# What you will do
In how many lines of the records below does the word "购买发票" appear? Answer with the number alone.

# Data
####################
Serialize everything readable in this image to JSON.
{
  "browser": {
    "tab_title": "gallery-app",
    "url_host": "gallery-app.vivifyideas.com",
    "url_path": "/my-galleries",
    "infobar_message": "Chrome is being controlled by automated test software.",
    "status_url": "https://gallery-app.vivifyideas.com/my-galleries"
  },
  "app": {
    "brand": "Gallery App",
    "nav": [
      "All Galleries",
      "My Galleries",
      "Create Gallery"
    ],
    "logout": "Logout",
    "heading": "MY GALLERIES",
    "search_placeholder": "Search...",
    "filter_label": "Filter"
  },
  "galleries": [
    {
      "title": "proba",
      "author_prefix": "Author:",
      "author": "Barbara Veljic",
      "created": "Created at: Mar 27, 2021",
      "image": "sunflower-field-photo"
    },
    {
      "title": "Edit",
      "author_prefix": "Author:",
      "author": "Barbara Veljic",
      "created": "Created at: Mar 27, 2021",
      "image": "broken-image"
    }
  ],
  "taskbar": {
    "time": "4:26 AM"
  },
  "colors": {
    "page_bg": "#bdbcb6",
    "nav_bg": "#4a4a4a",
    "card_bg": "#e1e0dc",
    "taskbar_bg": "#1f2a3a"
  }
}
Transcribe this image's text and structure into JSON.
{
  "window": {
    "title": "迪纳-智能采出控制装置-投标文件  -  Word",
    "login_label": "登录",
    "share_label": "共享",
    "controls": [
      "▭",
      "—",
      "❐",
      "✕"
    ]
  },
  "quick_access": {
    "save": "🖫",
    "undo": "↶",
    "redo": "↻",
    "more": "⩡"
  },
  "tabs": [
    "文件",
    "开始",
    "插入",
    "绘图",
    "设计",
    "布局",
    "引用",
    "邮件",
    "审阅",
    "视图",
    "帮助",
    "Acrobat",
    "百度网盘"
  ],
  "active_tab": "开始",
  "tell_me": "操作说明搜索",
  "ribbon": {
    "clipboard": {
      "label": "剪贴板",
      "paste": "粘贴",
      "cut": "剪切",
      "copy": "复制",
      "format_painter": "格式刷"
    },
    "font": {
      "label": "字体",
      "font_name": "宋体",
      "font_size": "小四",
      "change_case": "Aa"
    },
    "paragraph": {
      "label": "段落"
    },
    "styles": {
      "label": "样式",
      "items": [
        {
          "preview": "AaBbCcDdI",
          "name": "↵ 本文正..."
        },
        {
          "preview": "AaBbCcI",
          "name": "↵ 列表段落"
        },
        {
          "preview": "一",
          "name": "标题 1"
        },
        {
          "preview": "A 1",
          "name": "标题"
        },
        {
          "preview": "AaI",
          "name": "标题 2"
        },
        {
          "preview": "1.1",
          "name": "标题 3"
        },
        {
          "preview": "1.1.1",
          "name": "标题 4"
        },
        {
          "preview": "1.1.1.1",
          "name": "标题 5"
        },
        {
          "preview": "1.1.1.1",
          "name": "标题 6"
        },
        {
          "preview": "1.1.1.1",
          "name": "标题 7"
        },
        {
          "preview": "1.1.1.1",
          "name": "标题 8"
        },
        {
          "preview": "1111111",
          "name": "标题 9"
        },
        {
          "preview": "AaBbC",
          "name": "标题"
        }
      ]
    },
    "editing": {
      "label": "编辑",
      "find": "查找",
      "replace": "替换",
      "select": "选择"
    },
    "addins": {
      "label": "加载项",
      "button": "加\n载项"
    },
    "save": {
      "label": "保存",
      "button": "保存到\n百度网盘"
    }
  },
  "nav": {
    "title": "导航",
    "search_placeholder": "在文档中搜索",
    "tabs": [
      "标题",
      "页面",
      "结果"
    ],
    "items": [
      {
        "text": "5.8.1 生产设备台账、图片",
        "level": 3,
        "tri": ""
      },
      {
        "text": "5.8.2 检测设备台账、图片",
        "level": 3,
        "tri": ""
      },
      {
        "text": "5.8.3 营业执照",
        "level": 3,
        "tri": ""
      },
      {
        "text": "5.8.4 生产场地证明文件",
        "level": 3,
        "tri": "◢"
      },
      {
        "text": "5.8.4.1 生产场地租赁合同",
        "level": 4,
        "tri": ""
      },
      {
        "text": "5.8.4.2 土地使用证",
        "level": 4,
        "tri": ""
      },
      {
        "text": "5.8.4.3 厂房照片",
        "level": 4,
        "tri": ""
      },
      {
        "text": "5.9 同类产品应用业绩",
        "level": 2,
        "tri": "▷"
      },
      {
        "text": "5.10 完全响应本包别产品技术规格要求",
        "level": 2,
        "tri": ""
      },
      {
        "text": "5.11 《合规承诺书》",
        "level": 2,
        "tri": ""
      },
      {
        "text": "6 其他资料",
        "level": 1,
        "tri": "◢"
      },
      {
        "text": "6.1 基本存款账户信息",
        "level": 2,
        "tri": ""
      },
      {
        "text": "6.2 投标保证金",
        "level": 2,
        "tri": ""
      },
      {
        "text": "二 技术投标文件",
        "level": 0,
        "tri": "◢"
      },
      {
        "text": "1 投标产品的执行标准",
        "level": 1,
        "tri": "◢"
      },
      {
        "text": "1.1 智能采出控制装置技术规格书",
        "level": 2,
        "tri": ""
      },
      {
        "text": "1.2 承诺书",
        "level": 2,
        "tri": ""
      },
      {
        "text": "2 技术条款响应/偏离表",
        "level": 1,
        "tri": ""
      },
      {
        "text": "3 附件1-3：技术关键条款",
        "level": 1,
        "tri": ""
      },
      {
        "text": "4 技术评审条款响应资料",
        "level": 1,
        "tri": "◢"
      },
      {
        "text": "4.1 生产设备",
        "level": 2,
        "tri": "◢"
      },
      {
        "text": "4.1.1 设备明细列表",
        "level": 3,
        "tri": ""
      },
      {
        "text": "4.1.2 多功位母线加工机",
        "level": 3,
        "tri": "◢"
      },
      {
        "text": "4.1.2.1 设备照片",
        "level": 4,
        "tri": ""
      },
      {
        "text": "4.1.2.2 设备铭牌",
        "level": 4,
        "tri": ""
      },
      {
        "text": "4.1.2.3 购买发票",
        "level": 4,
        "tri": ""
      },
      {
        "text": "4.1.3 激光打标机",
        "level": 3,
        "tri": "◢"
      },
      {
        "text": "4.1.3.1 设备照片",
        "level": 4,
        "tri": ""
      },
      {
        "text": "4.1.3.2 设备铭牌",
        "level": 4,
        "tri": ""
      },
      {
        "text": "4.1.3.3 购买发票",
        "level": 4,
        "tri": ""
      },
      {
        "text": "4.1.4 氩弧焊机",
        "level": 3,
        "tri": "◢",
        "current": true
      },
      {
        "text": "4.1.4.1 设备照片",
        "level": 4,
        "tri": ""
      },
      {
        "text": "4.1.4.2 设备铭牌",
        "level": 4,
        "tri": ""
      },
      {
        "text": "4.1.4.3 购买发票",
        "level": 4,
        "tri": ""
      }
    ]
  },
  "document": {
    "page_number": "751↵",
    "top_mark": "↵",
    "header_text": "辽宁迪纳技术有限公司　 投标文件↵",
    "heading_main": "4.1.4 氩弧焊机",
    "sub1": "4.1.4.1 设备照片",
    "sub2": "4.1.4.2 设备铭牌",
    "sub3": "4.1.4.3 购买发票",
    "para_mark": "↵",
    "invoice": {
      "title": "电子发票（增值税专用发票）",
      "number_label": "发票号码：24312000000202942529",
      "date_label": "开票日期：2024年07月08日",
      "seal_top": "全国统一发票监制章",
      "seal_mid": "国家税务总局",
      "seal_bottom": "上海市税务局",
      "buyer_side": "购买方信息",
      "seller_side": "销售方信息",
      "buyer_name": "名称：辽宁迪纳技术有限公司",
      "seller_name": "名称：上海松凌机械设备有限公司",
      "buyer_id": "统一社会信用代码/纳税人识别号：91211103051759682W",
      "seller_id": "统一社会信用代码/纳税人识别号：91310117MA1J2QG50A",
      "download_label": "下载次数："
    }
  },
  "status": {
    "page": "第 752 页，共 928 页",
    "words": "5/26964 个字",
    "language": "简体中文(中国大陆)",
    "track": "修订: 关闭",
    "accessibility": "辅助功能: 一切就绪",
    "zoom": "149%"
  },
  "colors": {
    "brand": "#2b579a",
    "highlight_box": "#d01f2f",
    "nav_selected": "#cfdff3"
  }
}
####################
# Task solution
4